§ What the exercise asks
The only acceptable reply is the number of lines in the material below that hold "photo".

====

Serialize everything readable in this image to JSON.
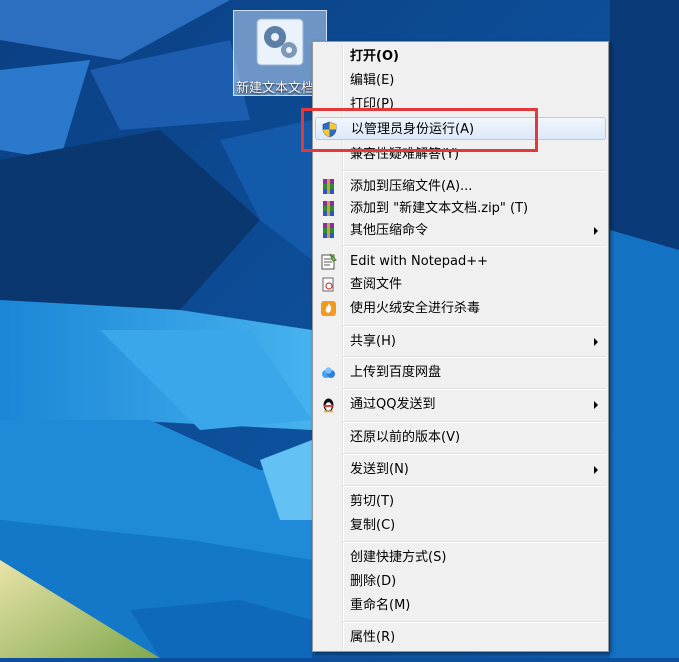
{
  "desktop": {
    "file_label": "新建文本文档.txt"
  },
  "menu": {
    "items": [
      {
        "label": "打开(O)"
      },
      {
        "label": "编辑(E)"
      },
      {
        "label": "打印(P)"
      },
      {
        "label": "以管理员身份运行(A)"
      },
      {
        "label": "兼容性疑难解答(Y)"
      },
      {
        "label": "添加到压缩文件(A)..."
      },
      {
        "label": "添加到 \"新建文本文档.zip\" (T)"
      },
      {
        "label": "其他压缩命令"
      },
      {
        "label": "Edit with Notepad++"
      },
      {
        "label": "查阅文件"
      },
      {
        "label": "使用火绒安全进行杀毒"
      },
      {
        "label": "共享(H)"
      },
      {
        "label": "上传到百度网盘"
      },
      {
        "label": "通过QQ发送到"
      },
      {
        "label": "还原以前的版本(V)"
      },
      {
        "label": "发送到(N)"
      },
      {
        "label": "剪切(T)"
      },
      {
        "label": "复制(C)"
      },
      {
        "label": "创建快捷方式(S)"
      },
      {
        "label": "删除(D)"
      },
      {
        "label": "重命名(M)"
      },
      {
        "label": "属性(R)"
      }
    ]
  },
  "icons": {
    "shield": "uac-shield-icon",
    "rar": "winrar-icon",
    "notepad": "notepad-plus-plus-icon",
    "huorong": "huorong-icon",
    "baidu": "baidu-netdisk-icon",
    "qq": "qq-penguin-icon"
  },
  "colors": {
    "highlight_border": "#e23a3a",
    "menu_bg": "#f0f0f0",
    "hover_bg": "#dce9f8"
  }
}
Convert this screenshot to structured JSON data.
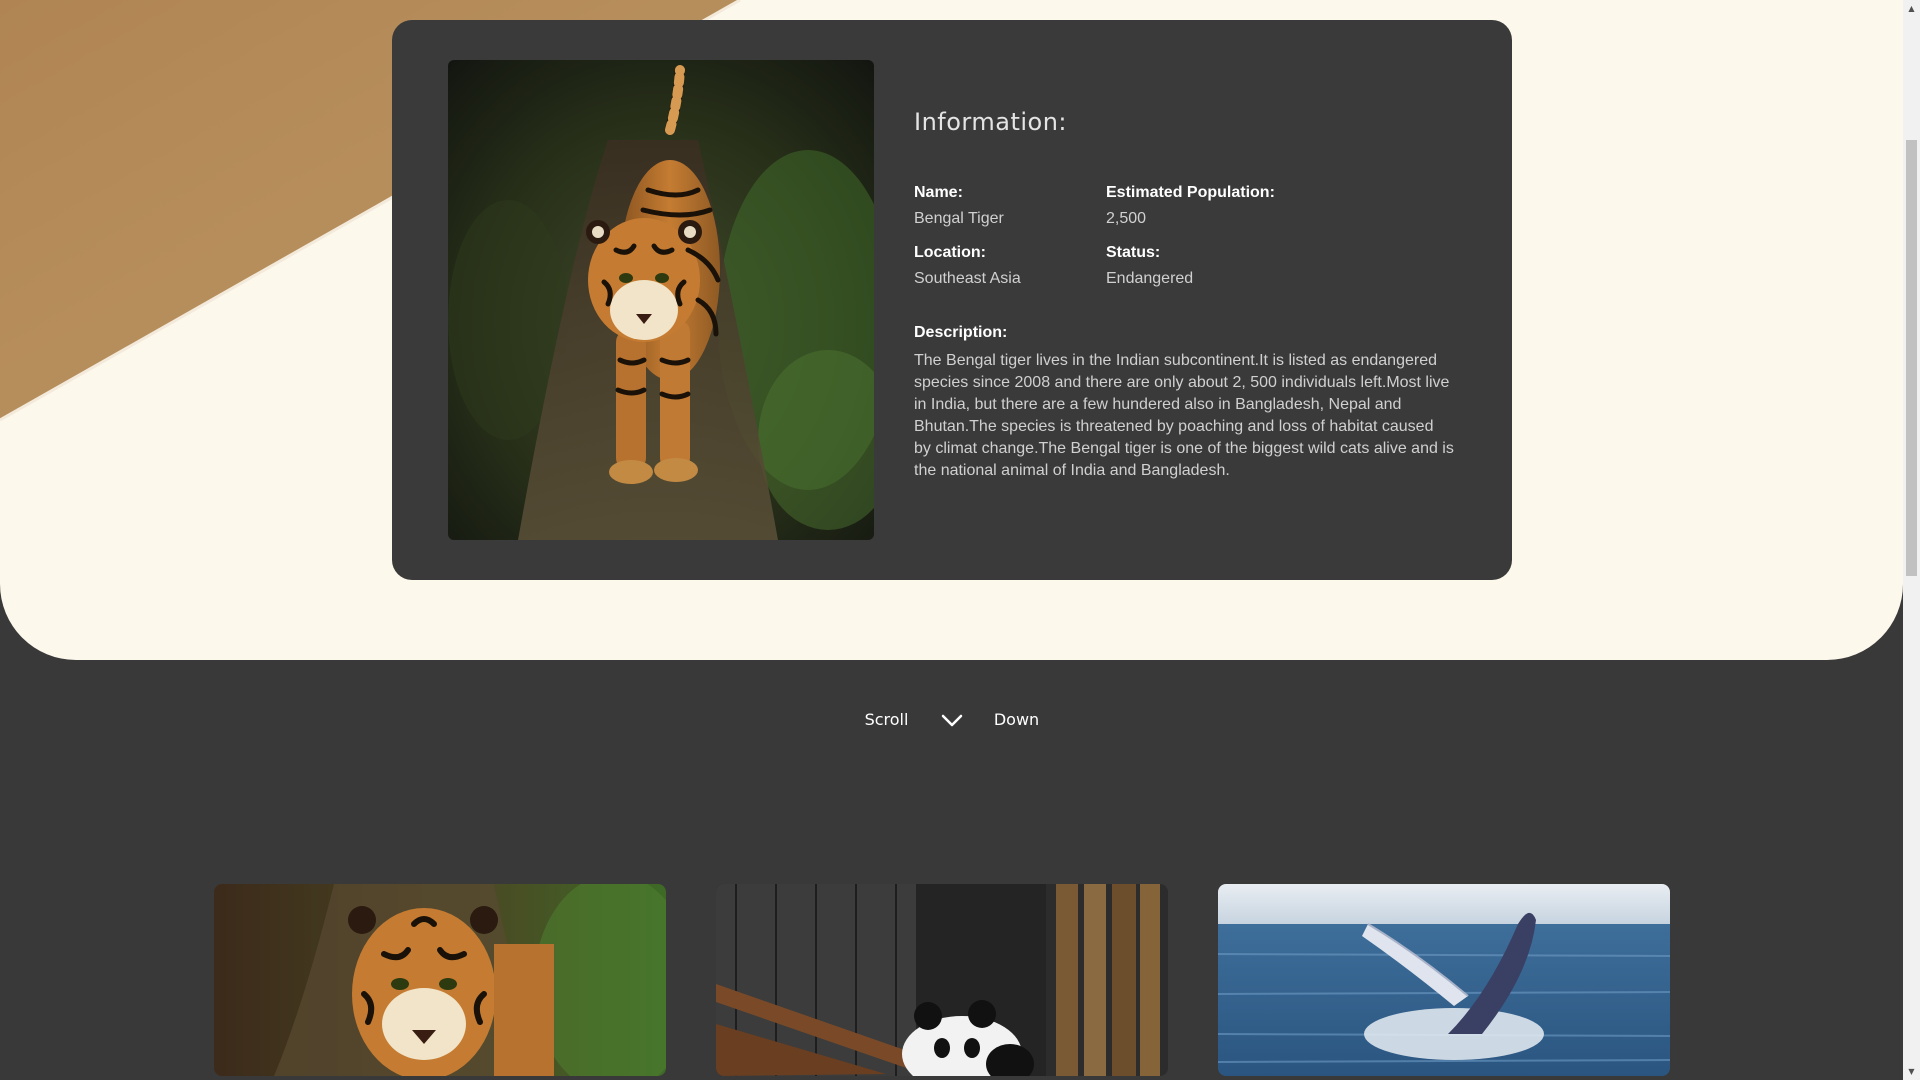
{
  "info": {
    "heading": "Information:",
    "fields": [
      {
        "label": "Name:",
        "value": "Bengal Tiger"
      },
      {
        "label": "Estimated Population:",
        "value": "2,500"
      },
      {
        "label": "Location:",
        "value": "Southeast Asia"
      },
      {
        "label": "Status:",
        "value": "Endangered"
      }
    ],
    "description_label": "Description:",
    "description": "The Bengal tiger lives in the Indian subcontinent.It is listed as endangered species since 2008 and there are only about 2, 500 individuals left.Most live in India, but there are a few hundered also in Bangladesh, Nepal and Bhutan.The species is threatened by poaching and loss of habitat caused by climat change.The Bengal tiger is one of the biggest wild cats alive and is the national animal of India and Bangladesh."
  },
  "scroll_hint": {
    "left_word": "Scroll",
    "right_word": "Down",
    "icon": "chevron-down-icon"
  },
  "gallery": [
    {
      "subject": "tiger-photo"
    },
    {
      "subject": "panda-photo"
    },
    {
      "subject": "whale-photo"
    }
  ],
  "colors": {
    "page_dark": "#393939",
    "card_dark": "#3a3a3a",
    "cream": "#fdf8ec",
    "tan_band": "#b48a5a"
  }
}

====

§ Task response
3